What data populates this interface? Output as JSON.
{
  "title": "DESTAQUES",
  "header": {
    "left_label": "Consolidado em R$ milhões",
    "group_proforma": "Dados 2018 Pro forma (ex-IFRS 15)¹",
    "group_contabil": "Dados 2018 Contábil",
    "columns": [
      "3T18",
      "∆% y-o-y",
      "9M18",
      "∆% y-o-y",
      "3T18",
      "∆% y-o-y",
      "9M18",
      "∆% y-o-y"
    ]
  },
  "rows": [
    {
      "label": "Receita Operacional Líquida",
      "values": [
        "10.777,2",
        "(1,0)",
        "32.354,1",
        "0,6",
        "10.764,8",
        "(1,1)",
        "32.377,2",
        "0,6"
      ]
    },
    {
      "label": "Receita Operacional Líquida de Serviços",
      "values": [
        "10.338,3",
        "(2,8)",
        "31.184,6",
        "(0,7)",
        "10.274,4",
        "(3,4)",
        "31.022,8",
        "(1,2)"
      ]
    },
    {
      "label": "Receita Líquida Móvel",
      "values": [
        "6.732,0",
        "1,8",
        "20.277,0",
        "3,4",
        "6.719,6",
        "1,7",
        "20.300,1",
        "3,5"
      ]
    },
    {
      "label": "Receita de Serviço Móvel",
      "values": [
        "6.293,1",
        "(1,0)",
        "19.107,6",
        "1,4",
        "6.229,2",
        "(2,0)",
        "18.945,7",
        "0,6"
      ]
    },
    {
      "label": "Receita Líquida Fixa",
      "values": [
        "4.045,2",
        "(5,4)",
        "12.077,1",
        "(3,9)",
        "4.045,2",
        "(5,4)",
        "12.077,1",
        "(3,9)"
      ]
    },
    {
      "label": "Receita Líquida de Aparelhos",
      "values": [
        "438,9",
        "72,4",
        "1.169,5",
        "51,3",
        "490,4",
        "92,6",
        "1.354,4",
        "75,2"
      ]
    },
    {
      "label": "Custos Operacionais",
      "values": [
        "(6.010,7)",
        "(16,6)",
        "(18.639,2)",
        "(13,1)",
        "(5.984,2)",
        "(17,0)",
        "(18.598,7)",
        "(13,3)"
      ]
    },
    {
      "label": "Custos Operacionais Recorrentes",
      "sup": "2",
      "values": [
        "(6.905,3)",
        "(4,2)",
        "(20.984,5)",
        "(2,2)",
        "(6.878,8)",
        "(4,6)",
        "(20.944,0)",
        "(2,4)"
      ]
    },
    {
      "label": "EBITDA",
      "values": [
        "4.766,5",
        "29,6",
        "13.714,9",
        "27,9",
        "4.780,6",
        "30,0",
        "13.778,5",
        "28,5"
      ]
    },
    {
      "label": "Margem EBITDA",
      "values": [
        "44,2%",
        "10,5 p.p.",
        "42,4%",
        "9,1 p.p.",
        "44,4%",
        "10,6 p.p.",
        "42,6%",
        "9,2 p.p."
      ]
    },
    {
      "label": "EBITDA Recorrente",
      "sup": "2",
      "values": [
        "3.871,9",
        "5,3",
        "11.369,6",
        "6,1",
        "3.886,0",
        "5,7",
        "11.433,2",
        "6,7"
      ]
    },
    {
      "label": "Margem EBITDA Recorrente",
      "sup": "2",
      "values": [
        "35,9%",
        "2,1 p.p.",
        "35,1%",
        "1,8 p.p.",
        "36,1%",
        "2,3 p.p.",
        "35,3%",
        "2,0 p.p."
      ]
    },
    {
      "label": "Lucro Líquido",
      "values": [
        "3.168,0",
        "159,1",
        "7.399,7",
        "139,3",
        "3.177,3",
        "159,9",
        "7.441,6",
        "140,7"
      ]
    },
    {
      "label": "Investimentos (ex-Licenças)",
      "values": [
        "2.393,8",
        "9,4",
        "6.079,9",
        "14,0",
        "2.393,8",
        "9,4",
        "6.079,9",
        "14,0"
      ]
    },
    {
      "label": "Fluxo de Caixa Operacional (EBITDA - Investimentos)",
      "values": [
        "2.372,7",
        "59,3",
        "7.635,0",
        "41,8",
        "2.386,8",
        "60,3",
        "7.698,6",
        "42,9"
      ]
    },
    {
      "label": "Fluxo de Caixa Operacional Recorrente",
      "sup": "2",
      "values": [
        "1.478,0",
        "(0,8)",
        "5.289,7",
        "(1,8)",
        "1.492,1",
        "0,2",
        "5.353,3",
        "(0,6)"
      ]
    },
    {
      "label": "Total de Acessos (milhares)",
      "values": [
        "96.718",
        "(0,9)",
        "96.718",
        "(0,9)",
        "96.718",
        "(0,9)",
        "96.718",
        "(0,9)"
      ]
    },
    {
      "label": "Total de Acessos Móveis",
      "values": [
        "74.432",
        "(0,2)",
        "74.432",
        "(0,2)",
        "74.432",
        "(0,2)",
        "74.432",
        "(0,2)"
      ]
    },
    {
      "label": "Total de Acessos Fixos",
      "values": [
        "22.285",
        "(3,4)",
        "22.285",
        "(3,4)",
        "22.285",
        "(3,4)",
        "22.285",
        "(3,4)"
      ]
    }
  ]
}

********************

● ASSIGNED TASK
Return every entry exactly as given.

● FINAL ANSWER
What data populates this interface? Output as JSON.
{
  "title": "DESTAQUES",
  "header": {
    "left_label": "Consolidado em R$ milhões",
    "group_proforma": "Dados 2018 Pro forma (ex-IFRS 15)¹",
    "group_contabil": "Dados 2018 Contábil",
    "columns": [
      "3T18",
      "∆% y-o-y",
      "9M18",
      "∆% y-o-y",
      "3T18",
      "∆% y-o-y",
      "9M18",
      "∆% y-o-y"
    ]
  },
  "rows": [
    {
      "label": "Receita Operacional Líquida",
      "values": [
        "10.777,2",
        "(1,0)",
        "32.354,1",
        "0,6",
        "10.764,8",
        "(1,1)",
        "32.377,2",
        "0,6"
      ]
    },
    {
      "label": "Receita Operacional Líquida de Serviços",
      "values": [
        "10.338,3",
        "(2,8)",
        "31.184,6",
        "(0,7)",
        "10.274,4",
        "(3,4)",
        "31.022,8",
        "(1,2)"
      ]
    },
    {
      "label": "Receita Líquida Móvel",
      "values": [
        "6.732,0",
        "1,8",
        "20.277,0",
        "3,4",
        "6.719,6",
        "1,7",
        "20.300,1",
        "3,5"
      ]
    },
    {
      "label": "Receita de Serviço Móvel",
      "values": [
        "6.293,1",
        "(1,0)",
        "19.107,6",
        "1,4",
        "6.229,2",
        "(2,0)",
        "18.945,7",
        "0,6"
      ]
    },
    {
      "label": "Receita Líquida Fixa",
      "values": [
        "4.045,2",
        "(5,4)",
        "12.077,1",
        "(3,9)",
        "4.045,2",
        "(5,4)",
        "12.077,1",
        "(3,9)"
      ]
    },
    {
      "label": "Receita Líquida de Aparelhos",
      "values": [
        "438,9",
        "72,4",
        "1.169,5",
        "51,3",
        "490,4",
        "92,6",
        "1.354,4",
        "75,2"
      ]
    },
    {
      "label": "Custos Operacionais",
      "values": [
        "(6.010,7)",
        "(16,6)",
        "(18.639,2)",
        "(13,1)",
        "(5.984,2)",
        "(17,0)",
        "(18.598,7)",
        "(13,3)"
      ]
    },
    {
      "label": "Custos Operacionais Recorrentes",
      "sup": "2",
      "values": [
        "(6.905,3)",
        "(4,2)",
        "(20.984,5)",
        "(2,2)",
        "(6.878,8)",
        "(4,6)",
        "(20.944,0)",
        "(2,4)"
      ]
    },
    {
      "label": "EBITDA",
      "values": [
        "4.766,5",
        "29,6",
        "13.714,9",
        "27,9",
        "4.780,6",
        "30,0",
        "13.778,5",
        "28,5"
      ]
    },
    {
      "label": "Margem EBITDA",
      "values": [
        "44,2%",
        "10,5 p.p.",
        "42,4%",
        "9,1 p.p.",
        "44,4%",
        "10,6 p.p.",
        "42,6%",
        "9,2 p.p."
      ]
    },
    {
      "label": "EBITDA Recorrente",
      "sup": "2",
      "values": [
        "3.871,9",
        "5,3",
        "11.369,6",
        "6,1",
        "3.886,0",
        "5,7",
        "11.433,2",
        "6,7"
      ]
    },
    {
      "label": "Margem EBITDA Recorrente",
      "sup": "2",
      "values": [
        "35,9%",
        "2,1 p.p.",
        "35,1%",
        "1,8 p.p.",
        "36,1%",
        "2,3 p.p.",
        "35,3%",
        "2,0 p.p."
      ]
    },
    {
      "label": "Lucro Líquido",
      "values": [
        "3.168,0",
        "159,1",
        "7.399,7",
        "139,3",
        "3.177,3",
        "159,9",
        "7.441,6",
        "140,7"
      ]
    },
    {
      "label": "Investimentos (ex-Licenças)",
      "values": [
        "2.393,8",
        "9,4",
        "6.079,9",
        "14,0",
        "2.393,8",
        "9,4",
        "6.079,9",
        "14,0"
      ]
    },
    {
      "label": "Fluxo de Caixa Operacional (EBITDA - Investimentos)",
      "values": [
        "2.372,7",
        "59,3",
        "7.635,0",
        "41,8",
        "2.386,8",
        "60,3",
        "7.698,6",
        "42,9"
      ]
    },
    {
      "label": "Fluxo de Caixa Operacional Recorrente",
      "sup": "2",
      "values": [
        "1.478,0",
        "(0,8)",
        "5.289,7",
        "(1,8)",
        "1.492,1",
        "0,2",
        "5.353,3",
        "(0,6)"
      ]
    },
    {
      "label": "Total de Acessos (milhares)",
      "values": [
        "96.718",
        "(0,9)",
        "96.718",
        "(0,9)",
        "96.718",
        "(0,9)",
        "96.718",
        "(0,9)"
      ]
    },
    {
      "label": "Total de Acessos Móveis",
      "values": [
        "74.432",
        "(0,2)",
        "74.432",
        "(0,2)",
        "74.432",
        "(0,2)",
        "74.432",
        "(0,2)"
      ]
    },
    {
      "label": "Total de Acessos Fixos",
      "values": [
        "22.285",
        "(3,4)",
        "22.285",
        "(3,4)",
        "22.285",
        "(3,4)",
        "22.285",
        "(3,4)"
      ]
    }
  ]
}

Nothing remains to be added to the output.